The need for the property tax increase comes after Macon-Bibb faced budget deficits in recent years, causing the county to reach into the reserve fund for more than $15 million.
The county will also increase its pension fund contributions by more than $1 million in the new budget.
The 2018 budget includes pay raises for firefighters and sheriff’s deputies plus additional staffing in some departments.
Also, the animal control portion of the Animal Welfare Department will move under the umbrella of the sheriff’s office.
The new fiscal year begins July 1.
Commissioners also agreed Tuesday to a letter of intent for a summer collegiate baseball team to play in Macon.
The agreement with team owner SRO Partners moves Macon-Bibb closer to a Coastal Plain League team playing at historic Luther Williams Field. The county could also spend up to $2.5 million for upgrades to the ball field, which was approved in a separate ordinance Tuesday.
The improvements to Luther Williams will have to be voted on by commissioners once the designs are completed.

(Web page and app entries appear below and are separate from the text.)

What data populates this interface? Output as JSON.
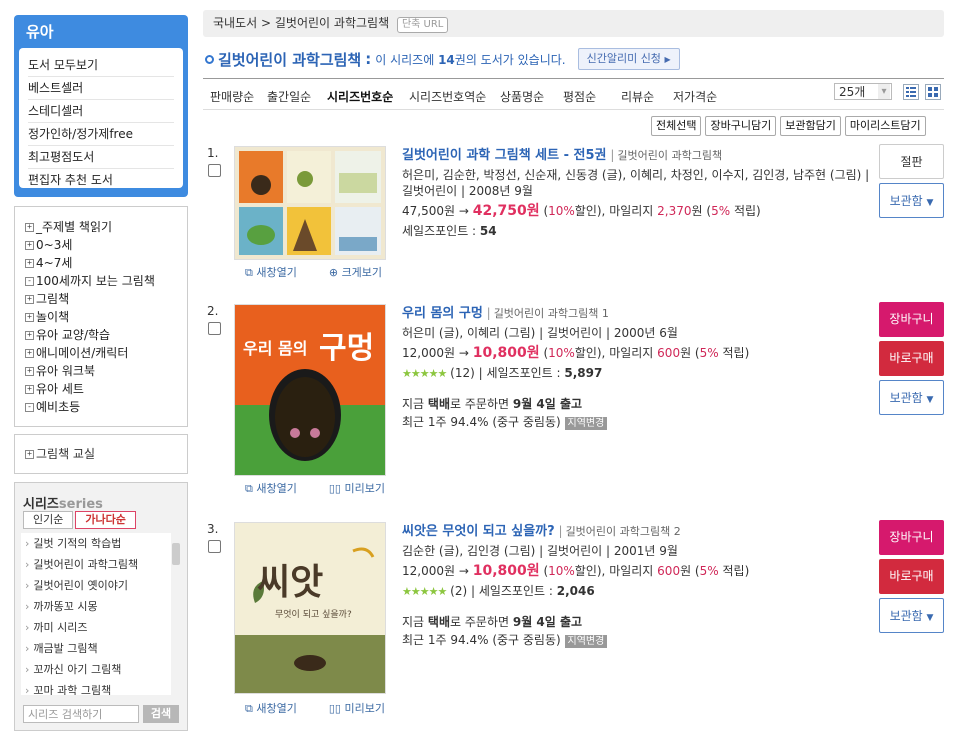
{
  "sidebar": {
    "category_title": "유아",
    "category_links": [
      "도서 모두보기",
      "베스트셀러",
      "스테디셀러",
      "정가인하/정가제free",
      "최고평점도서",
      "편집자 추천 도서"
    ],
    "tree": [
      "_주제별 책읽기",
      "0~3세",
      "4~7세",
      "100세까지 보는 그림책",
      "그림책",
      "놀이책",
      "유아 교양/학습",
      "애니메이션/캐릭터",
      "유아 워크북",
      "유아 세트",
      "예비초등"
    ],
    "tree2": [
      "그림책 교실"
    ],
    "series_title": "시리즈",
    "series_title_en": "series",
    "series_tabs": [
      "인기순",
      "가나다순"
    ],
    "series_list": [
      "길벗 기적의 학습법",
      "길벗어린이 과학그림책",
      "길벗어린이 옛이야기",
      "까까똥꼬 시몽",
      "까미 시리즈",
      "깨금발 그림책",
      "꼬까신 아기 그림책",
      "꼬마 과학 그림책"
    ],
    "series_search_placeholder": "시리즈 검색하기",
    "series_search_button": "검색"
  },
  "breadcrumb": {
    "root": "국내도서",
    "sep": ">",
    "current": "길벗어린이 과학그림책",
    "short_url": "단축 URL"
  },
  "header": {
    "title": "길벗어린이 과학그림책",
    "colon": ":",
    "count_pre": "이 시리즈에",
    "count": "14",
    "count_post": "권의 도서가 있습니다.",
    "alert_button": "신간알리미 신청"
  },
  "sort_options": [
    "판매량순",
    "출간일순",
    "시리즈번호순",
    "시리즈번호역순",
    "상품명순",
    "평점순",
    "리뷰순",
    "저가격순"
  ],
  "per_page": "25개",
  "actions": [
    "전체선택",
    "장바구니담기",
    "보관함담기",
    "마이리스트담기"
  ],
  "items": [
    {
      "num": "1.",
      "title": "길벗어린이 과학 그림책 세트 - 전5권",
      "series": "길벗어린이 과학그림책",
      "authors": "허은미, 김순한, 박정선, 신순재, 신동경 (글), 이혜리, 차정인, 이수지, 김인경, 남주현 (그림) |",
      "publisher": "길벗어린이 | 2008년 9월",
      "list_price": "47,500원",
      "sale_price": "42,750원",
      "discount": "10%",
      "mileage": "2,370",
      "mileage_rate": "5%",
      "salespoint": "54",
      "link_new": "새창열기",
      "link_view": "크게보기",
      "buttons": [
        "절판",
        "보관함"
      ]
    },
    {
      "num": "2.",
      "title": "우리 몸의 구멍",
      "series": "길벗어린이 과학그림책 1",
      "authors": "허은미 (글), 이혜리 (그림) | 길벗어린이 | 2000년 6월",
      "list_price": "12,000원",
      "sale_price": "10,800원",
      "discount": "10%",
      "mileage": "600",
      "mileage_rate": "5%",
      "reviews": "(12)",
      "salespoint": "5,897",
      "delivery_pre": "지금",
      "delivery_method": "택배",
      "delivery_mid": "로 주문하면",
      "delivery_date": "9월 4일 출고",
      "recent": "최근 1주 94.4% (중구 중림동)",
      "region": "지역변경",
      "link_new": "새창열기",
      "link_view": "미리보기",
      "cover_text_small": "우리 몸의",
      "cover_text_big": "구멍",
      "buttons": [
        "장바구니",
        "바로구매",
        "보관함"
      ]
    },
    {
      "num": "3.",
      "title": "씨앗은 무엇이 되고 싶을까?",
      "series": "길벗어린이 과학그림책 2",
      "authors": "김순한 (글), 김인경 (그림) | 길벗어린이 | 2001년 9월",
      "list_price": "12,000원",
      "sale_price": "10,800원",
      "discount": "10%",
      "mileage": "600",
      "mileage_rate": "5%",
      "reviews": "(2)",
      "salespoint": "2,046",
      "delivery_pre": "지금",
      "delivery_method": "택배",
      "delivery_mid": "로 주문하면",
      "delivery_date": "9월 4일 출고",
      "recent": "최근 1주 94.4% (중구 중림동)",
      "region": "지역변경",
      "link_new": "새창열기",
      "link_view": "미리보기",
      "cover_text_big": "씨앗",
      "cover_text_small": "무엇이 되고 싶을까?",
      "buttons": [
        "장바구니",
        "바로구매",
        "보관함"
      ]
    }
  ],
  "colors": {
    "accent_blue": "#2c64b5",
    "sidebar_blue": "#3e8be0",
    "price_pink": "#e03060",
    "cart_magenta": "#d6196d",
    "buy_red": "#d22a3e"
  }
}
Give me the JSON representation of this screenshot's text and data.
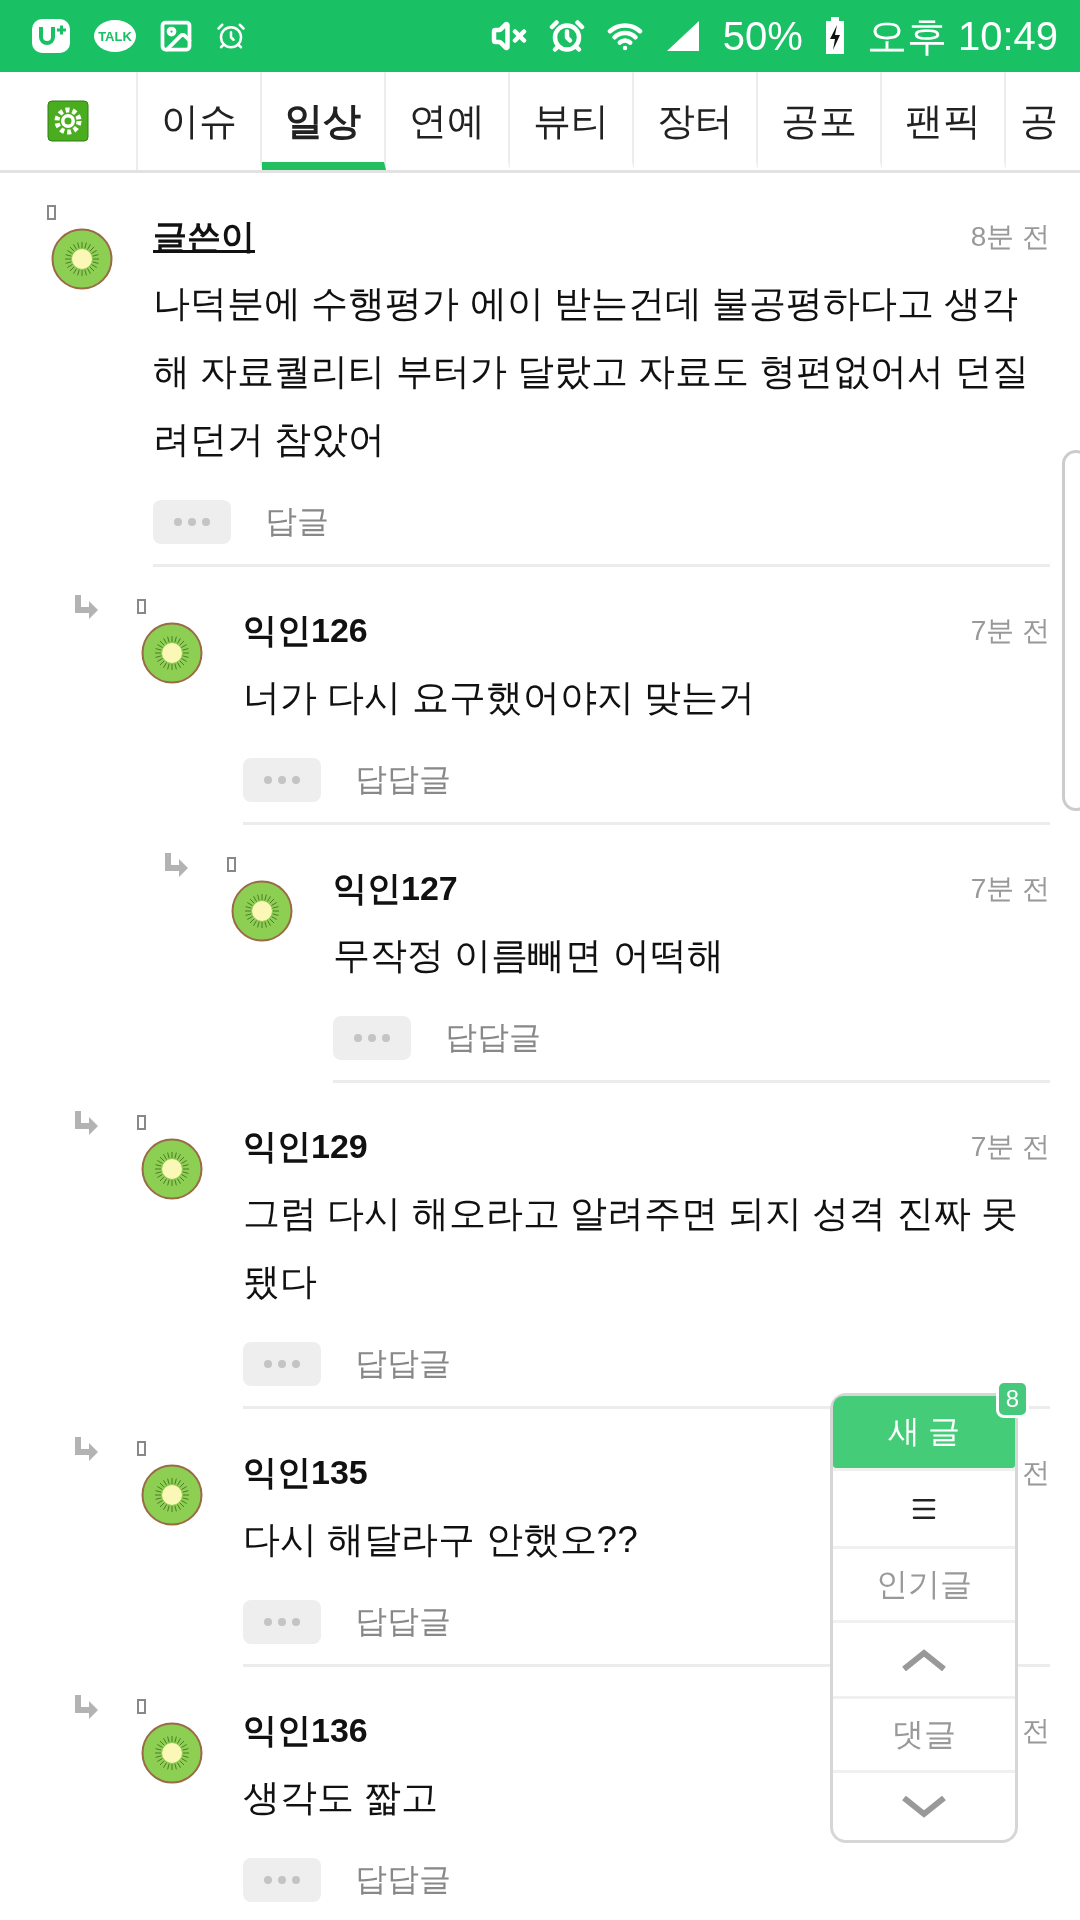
{
  "status_bar": {
    "talk_label": "TALK",
    "battery": "50%",
    "time": "오후 10:49"
  },
  "tabs": [
    {
      "label": "이슈",
      "selected": false
    },
    {
      "label": "일상",
      "selected": true
    },
    {
      "label": "연예",
      "selected": false
    },
    {
      "label": "뷰티",
      "selected": false
    },
    {
      "label": "장터",
      "selected": false
    },
    {
      "label": "공포",
      "selected": false
    },
    {
      "label": "팬픽",
      "selected": false
    },
    {
      "label": "공",
      "selected": false
    }
  ],
  "comments": [
    {
      "author": "글쓴이",
      "is_writer": true,
      "time": "8분 전",
      "text": "나덕분에 수행평가 에이 받는건데 불공평하다고 생각해 자료퀄리티 부터가 달랐고 자료도 형편없어서 던질려던거 참았어",
      "reply_label": "답글",
      "children": [
        {
          "author": "익인126",
          "is_writer": false,
          "time": "7분 전",
          "text": "너가 다시 요구했어야지 맞는거",
          "reply_label": "답답글",
          "children": [
            {
              "author": "익인127",
              "is_writer": false,
              "time": "7분 전",
              "text": "무작정 이름빼면 어떡해",
              "reply_label": "답답글"
            }
          ]
        },
        {
          "author": "익인129",
          "is_writer": false,
          "time": "7분 전",
          "text": "그럼 다시 해오라고 알려주면 되지 성격 진짜 못됐다",
          "reply_label": "답답글"
        },
        {
          "author": "익인135",
          "is_writer": false,
          "time": "전",
          "text": "다시 해달라구 안했오??",
          "reply_label": "답답글"
        },
        {
          "author": "익인136",
          "is_writer": false,
          "time": "전",
          "text": "생각도 짧고",
          "reply_label": "답답글"
        }
      ]
    }
  ],
  "floating_menu": {
    "new_post": "새 글",
    "new_count": "8",
    "popular": "인기글",
    "comments": "댓글"
  }
}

The letter of intent says SRO Partners will pay Macon-Bibb $50,000-$55,000 annually over a 10 year period for use of the Central City Park stadium.
The inaugural season would start in the summer of 2018.
Several lower-tiered baseball teams— Macon Peaches, Macon Music and Macon Pinetoppers — have had brief runs playing at Luther Williams since the departure of an Atlanta Braves affiliate in 2002.
In other business Tuesday, commissioners also approved:
▪ A $2.23 million construction agreement with Warren Associates Inc. to build a new senior citizens center in Central City Park. The funding will come from 2012 special purpose local option sales tax proceeds and the sale of the current senior center Adams Street property.
▪ Using $750,000 of 2017 SPLOST bond funds for a new multipurpose sports complex that would be built at Hartley Elementary School, 2230 Anthony Road.
▪ $2.9 million to purchase equipment and for engineering services in preparation for the closure of the main landfill. The funding comes from SPLOST bond funds.
▪ A $1 million agreement with contractor Sam Hall and Sons for an extension to the Ocmulgee Heritage Trail. The county will use SPLOST bond funds and a grant from the Georgia Department of Transportation.
▪ A denial of the renewal of an alcohol licenses at Super Gas convenience store, also known as M&M Grocery. Sheriff’s deputies have responded to more than 140 calls at the 2760 Montpelier Ave. store since 2016.